George Michael: Hardball in Annapolis

May 17, 2012

Politics, some say, is the art of compromise, with all of its “give and take.” We are told that you can’t always get the whole loaf but must learn how to get at least half a loaf. Local pundits often criticize our county legislators for being too doctrinaire and too ideological, all the while scolding them for not “bringing home the bacon.” 

Does this apply in all cases? Is this how the O’Malley administration operated during the special session in Annapolis this week? Was there any “give and take” with the governor’s plan? Or just the “you give and we take” option?  O’Malley knows how to play hardball. Compromise in our state seems to go in only one direction.

O’Malley’s tactics were clearly evident earlier this year on the gay marriage issue. Whatever you believe about civil marriages for gays and lesbians, all should be aware of the pressure used by our state leaders to get the so-called Civil Marriage Protection Act passed this year in Annapolis. The heavy-handedness, threats and actions bordering on bribery should not be overlooked. 

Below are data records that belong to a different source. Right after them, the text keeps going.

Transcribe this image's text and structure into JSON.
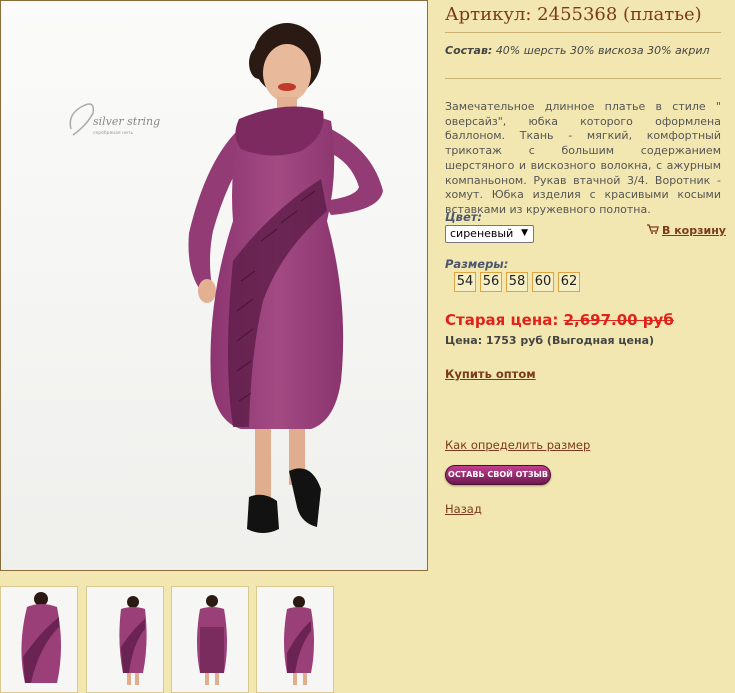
{
  "product": {
    "title": "Артикул: 2455368 (платье)",
    "composition_label": "Состав:",
    "composition_value": "40% шерсть 30% вискоза 30% акрил",
    "description": "Замечательное длинное платье в стиле \" оверсайз\", юбка которого оформлена баллоном. Ткань - мягкий, комфортный трикотаж с большим содержанием шерстяного и вискозного волокна, с ажурным компаньоном. Рукав втачной 3/4. Воротник - хомут. Юбка изделия с красивыми косыми вставками из кружевного полотна."
  },
  "brand": {
    "logo_text": "silver string",
    "logo_subtext": "серебряная нить"
  },
  "color": {
    "label": "Цвет:",
    "selected": "сиреневый"
  },
  "cart": {
    "label": "В корзину",
    "icon": "cart-icon"
  },
  "sizes": {
    "label": "Размеры:",
    "items": [
      "54",
      "56",
      "58",
      "60",
      "62"
    ]
  },
  "pricing": {
    "old_label": "Старая цена:",
    "old_value": "2,697.00 руб",
    "current": "Цена: 1753 руб (Выгодная цена)"
  },
  "links": {
    "wholesale": "Купить оптом",
    "size_help": "Как определить размер",
    "review": "ОСТАВЬ СВОЙ ОТЗЫВ",
    "back": "Назад"
  },
  "colors": {
    "background": "#f3e7b1",
    "link": "#7a3b1c",
    "old_price": "#e0231a",
    "dress": "#9b3f79",
    "size_border": "#e3a240"
  }
}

The marriage issue passed in March by a vote of 72-67 in the House of Delegates and by a 25-22 vote in the Senate. Just two votes switching in the Senate or three in the House would have defeated the measure. Not much of a margin, especially in a state so heavily Democratic. The tactics used to gain the last couple of critical votes suggest the bill had little to offer on its merits. Someone had an agenda and any means necessary to pass it were acceptable.

Talk among a number of delegates was that deals — including a million dollars for special projects back home — were offered to fence-sitting legislators. Some even had their cell phone numbers given out indiscriminately to groups supporting the gay marriage bill in order to ensure they would receive a lot of angry calls, bypassing their office staff. You can argue that this goes on all the time for important votes but, in this case, the tactics of the left were over the top.

Kudos and a big “shout out” go to our local delegation for voting against the measure. Del. Andy Serafini admitted that no one harassed him or called to find out his vote. Probably, the bill’s supporters knew where Serafini stood on the matter and knew it was not worth their efforts to try to dissuade him. 

A special note of appreciation from local conservatives is owed to Del. John Donoghue of Hagerstown, a Democrat who would have been expected to go along with the state leadership. You can bet the pressure that Donoghue faced was intense. Standing by his convictions was a matter of principle and courage. 

Of course, the other Republicans in our county delegation, LeRoy Myers, Neil Parrott, and Sens. Chris Shank and George Edwards, all voted not to grant marriage to gays and lesbians. 

As they did last year, liberals tried to make this a civil rights issue. But as indicated by the strong opposition of the majority of African-American delegates in Maryland, this issue was about the family and the foundations of our social fabric, not civil rights. 

Marriage is something that has been defined for centuries as a union between a man and a woman. Once that standard is changed, then anything goes in terms of marriage. One should probably not think too long about all the possible options. 

Hopefully, the voters of Maryland will get a chance to express their preferences on the matter. It appears that the measure will appear on the ballot in November. It would be very significant, even a cause for celebration, if the shameful tactics by our governor and key members of the Democratic Party were all for naught. Some people on the fence about the issue of extending the institution of marriage to gays should at least speak up against the very distasteful actions of our leaders and say there must be a better way to make your points or support your beliefs.

George Michael, who lives in Williamsport, is a former principal of Grace Academy. His email address is

The Herald-Mail Articles